◆ What you should do
For the word "this", state how many lines of the data include it. Respond with the number only.

[Component data from apps and pages]
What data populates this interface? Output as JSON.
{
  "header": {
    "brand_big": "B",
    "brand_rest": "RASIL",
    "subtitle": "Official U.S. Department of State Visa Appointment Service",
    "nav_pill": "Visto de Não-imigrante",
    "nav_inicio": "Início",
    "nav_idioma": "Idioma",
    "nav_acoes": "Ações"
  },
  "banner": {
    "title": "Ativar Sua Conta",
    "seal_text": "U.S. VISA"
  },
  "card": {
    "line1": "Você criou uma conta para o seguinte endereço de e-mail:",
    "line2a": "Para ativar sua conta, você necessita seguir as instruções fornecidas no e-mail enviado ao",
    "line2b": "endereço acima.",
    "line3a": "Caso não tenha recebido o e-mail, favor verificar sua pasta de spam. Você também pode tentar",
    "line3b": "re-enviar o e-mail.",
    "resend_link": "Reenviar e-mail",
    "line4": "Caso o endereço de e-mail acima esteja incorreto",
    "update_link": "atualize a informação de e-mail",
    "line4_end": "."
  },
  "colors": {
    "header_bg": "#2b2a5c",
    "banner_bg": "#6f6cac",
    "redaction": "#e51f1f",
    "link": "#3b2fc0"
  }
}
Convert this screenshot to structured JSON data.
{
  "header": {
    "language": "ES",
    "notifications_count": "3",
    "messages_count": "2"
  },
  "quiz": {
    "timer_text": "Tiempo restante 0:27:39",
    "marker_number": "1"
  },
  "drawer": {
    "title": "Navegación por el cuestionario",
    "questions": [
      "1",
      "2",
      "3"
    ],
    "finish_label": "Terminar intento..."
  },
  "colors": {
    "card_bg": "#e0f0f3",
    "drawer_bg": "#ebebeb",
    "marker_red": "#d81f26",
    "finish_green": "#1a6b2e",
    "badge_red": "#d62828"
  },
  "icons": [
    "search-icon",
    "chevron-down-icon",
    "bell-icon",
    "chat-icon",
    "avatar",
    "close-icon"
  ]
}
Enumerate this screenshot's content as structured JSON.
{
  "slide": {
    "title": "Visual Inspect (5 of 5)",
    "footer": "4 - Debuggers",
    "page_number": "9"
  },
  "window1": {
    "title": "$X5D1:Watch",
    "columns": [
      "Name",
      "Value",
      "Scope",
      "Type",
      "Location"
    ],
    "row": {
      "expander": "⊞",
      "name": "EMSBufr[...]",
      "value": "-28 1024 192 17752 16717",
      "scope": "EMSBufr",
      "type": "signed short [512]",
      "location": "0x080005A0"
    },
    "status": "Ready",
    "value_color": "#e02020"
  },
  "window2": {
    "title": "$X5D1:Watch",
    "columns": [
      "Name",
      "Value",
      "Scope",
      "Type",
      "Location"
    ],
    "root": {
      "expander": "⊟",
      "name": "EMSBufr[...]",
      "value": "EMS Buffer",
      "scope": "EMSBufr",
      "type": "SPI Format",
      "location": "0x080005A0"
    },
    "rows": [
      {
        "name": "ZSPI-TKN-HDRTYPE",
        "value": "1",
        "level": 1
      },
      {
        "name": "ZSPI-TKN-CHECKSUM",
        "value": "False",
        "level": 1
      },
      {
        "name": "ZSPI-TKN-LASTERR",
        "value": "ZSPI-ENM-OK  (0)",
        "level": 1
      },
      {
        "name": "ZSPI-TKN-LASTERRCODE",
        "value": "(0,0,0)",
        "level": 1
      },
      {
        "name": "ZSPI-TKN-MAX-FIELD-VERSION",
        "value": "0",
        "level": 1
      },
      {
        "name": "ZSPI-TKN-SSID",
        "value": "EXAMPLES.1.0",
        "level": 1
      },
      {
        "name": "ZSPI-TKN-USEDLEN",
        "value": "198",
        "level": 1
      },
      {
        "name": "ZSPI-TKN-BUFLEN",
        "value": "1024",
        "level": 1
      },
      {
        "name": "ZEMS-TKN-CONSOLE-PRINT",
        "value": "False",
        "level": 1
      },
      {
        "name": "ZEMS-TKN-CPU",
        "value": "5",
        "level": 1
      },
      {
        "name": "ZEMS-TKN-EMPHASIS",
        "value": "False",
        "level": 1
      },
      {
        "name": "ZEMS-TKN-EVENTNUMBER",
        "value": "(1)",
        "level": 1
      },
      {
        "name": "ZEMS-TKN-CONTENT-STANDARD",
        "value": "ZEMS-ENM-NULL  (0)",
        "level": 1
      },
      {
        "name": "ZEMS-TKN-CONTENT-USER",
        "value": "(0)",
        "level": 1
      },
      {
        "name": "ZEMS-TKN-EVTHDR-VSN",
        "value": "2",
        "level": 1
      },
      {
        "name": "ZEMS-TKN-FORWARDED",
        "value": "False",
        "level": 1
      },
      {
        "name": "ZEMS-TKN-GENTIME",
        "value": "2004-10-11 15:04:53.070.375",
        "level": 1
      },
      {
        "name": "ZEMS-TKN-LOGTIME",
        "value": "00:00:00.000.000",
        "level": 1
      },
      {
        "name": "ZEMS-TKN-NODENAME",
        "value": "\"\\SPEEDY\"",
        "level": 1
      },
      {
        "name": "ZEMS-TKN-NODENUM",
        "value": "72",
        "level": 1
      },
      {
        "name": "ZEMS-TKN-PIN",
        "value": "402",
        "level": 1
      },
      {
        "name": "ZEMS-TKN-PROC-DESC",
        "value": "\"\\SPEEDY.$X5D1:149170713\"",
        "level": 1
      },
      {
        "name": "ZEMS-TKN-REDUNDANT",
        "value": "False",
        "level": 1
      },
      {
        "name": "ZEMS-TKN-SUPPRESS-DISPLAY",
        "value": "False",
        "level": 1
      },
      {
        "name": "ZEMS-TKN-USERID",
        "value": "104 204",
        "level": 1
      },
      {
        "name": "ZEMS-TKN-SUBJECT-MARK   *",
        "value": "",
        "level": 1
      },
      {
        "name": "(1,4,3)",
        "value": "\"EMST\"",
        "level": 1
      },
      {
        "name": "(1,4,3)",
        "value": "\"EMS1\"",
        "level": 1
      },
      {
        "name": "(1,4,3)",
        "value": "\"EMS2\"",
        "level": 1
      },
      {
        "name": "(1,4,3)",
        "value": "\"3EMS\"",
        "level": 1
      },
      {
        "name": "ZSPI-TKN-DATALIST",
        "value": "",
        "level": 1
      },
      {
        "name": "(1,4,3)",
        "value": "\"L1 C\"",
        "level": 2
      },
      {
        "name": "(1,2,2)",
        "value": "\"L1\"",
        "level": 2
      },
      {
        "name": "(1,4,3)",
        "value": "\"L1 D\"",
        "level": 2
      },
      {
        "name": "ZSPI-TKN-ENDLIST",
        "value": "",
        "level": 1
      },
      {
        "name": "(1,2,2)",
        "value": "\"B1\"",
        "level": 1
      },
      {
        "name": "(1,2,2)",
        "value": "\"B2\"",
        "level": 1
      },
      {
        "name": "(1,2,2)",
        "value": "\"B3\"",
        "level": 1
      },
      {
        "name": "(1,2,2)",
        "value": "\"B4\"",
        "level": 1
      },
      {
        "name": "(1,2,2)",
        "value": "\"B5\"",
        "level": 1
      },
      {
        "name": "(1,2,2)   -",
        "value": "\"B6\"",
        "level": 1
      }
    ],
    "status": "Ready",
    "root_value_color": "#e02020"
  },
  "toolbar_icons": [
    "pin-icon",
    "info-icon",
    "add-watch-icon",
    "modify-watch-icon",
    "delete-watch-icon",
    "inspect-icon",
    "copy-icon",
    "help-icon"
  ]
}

◆ Answer box
3